Halloween may have already come and gone, but “Werewolf Bar Mitzvah” from 30 Rock is still bouncing around in my head. Thanks to the majesty of the internet, the bit that originally lasted only seven seconds, can now be heard in full:
The fact that the 30 Rock team wrote a three-minute song for a seven-second joke speaks volumes about the show’s attention to detail (something that sometimes entices fans to freeze-frame particular scenes and analyze them more closely). Is it slightly insane that one viewer read, typed out, and shared the text of a sign in a liquor store window from Episode 15, Season 4? Well no. Not when the first line of the sign is “The famed, boggy soils of Scotland produce distinctive wines with short, almost brutal finishes, and an acrid, musty nose that is often compared to the attic of a serial killer,” and just gets better from there.

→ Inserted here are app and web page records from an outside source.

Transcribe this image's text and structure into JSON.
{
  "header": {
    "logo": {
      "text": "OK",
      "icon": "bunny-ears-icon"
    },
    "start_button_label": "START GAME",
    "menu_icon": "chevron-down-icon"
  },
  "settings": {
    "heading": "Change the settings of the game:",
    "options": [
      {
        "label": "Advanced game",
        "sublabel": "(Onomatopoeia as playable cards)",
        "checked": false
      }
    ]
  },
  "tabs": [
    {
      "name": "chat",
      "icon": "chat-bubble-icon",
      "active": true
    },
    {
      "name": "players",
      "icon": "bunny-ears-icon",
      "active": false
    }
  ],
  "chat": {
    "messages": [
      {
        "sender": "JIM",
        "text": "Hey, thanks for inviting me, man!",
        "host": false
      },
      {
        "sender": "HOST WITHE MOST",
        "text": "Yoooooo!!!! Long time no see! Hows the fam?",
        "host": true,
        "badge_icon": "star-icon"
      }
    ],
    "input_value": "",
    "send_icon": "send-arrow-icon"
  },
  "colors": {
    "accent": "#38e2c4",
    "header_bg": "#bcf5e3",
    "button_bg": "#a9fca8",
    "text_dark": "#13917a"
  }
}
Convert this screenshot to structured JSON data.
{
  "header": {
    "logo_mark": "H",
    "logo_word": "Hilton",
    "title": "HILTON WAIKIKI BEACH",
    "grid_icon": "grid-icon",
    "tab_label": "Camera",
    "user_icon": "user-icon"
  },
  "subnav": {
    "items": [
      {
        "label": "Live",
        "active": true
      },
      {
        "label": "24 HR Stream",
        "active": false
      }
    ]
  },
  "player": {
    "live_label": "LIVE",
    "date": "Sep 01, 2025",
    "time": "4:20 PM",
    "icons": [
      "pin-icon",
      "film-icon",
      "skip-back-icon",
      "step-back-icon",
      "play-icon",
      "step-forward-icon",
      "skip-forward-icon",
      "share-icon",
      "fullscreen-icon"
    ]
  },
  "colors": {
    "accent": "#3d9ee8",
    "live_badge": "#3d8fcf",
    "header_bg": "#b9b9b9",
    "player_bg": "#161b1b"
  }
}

30 Rock was relevant during its time on NBC, and it remains relevant today. One pertinent example concerns issues surrounding black comedians being asked to dress as women for roles. The subject has been analyzed at length, online, in academia, and even in the debut episode of new Showtime series, White Famous (Jay Pharoah’s character Floyd notes: “It’s just that thing — every time there’s a funny black brother in Hollywood, they try to emasculate him”). Impressive then that 30 Rock managed to dig into this issue on a major TV network over a decade ago (in Episode 8 of its first season, Tracy Jordan was told: “Drag is a way for Caucasians to emasculate you and make you seem non-threatening”).
Truly, the further away from the end of 30 Rock we get — the last episode aired in January 2013 — the more we seem to need to revisit it. This was most apparent in October 2014, after the Bill Cosby scandal first broke. Hannibal Buress was credited with dragging the sexual assault rumors into the light with a biting piece of stand-up, but 30 Rock had hinted at the same thing in a Season 3 episode titled “The Bubble,” all the way back in 2009. Skip to 1:35:
30 Rock co-showrunner Robert Carlock told Entertainment Weekly in 2016 that Tina Fey wanted to overtly call out Cosby on the show and had been “grinding that ax for a long time.” “From my memory,” he said, “the joke was more overt. And because [Cosby] had not been found guilty of anything — and still hasn’t — we had to reword it to be a little more obtuse.”
Remarkably, it wasn’t a one-off. In the wake of the Harvey Weinstein scandal, the official 30 Rock YouTube account posted this clip last month, from a March 2012 episode:
Jenna’s questionable relationship with Weinstein comes up again in 30 Rock‘s final season, when she utters the now-astonishing line, “I know how former lovers can have a hold over you long after they’re gone. In some ways, I’m still pinned under a passed-out Harvey Weinstein, and it’s Thanksgiving.”
In fact, hindsight regularly injects extra layers of meaning throughout 30 Rock. The fact that Jenna owns a holiday home in Clearwater, Florida didn’t mean a lot back when she announced it in the show’s first season. Now, in a post-Scientology and the Aftermath world, we know that Clearwater is a hotbed of Scientology-related activity (the church is currently responsible for more than a quarter billion dollars of real estate in downtown Clearwater). Eleven years later, we’re finally in on a joke that most of us probably missed before.
It begs the question: How many other people and institutions were called out in 30 Rock‘s seven seasons that we simply haven’t noticed yet? If anyone is going to figure it out, a mass 30 Rock binge is in order. Now is a great time regardless: Alec Baldwin’s popularity is riding particularly high, thanks to his iconic Donald Trump impersonation, and Tina Fey’s guest appearances on Great News are currently reminding America just how much it misses her.
When 30 Rock ended after 138 glorious episodes, The New Yorker called the show “a surreal machine capable of commenting on anything, from feminism and prismatic perspectives on race, to national politics, reality television, and corporate culture.” And that’s still as true as Kenneth Parcell’s commitment to telling tragic family stories with a smile on his face.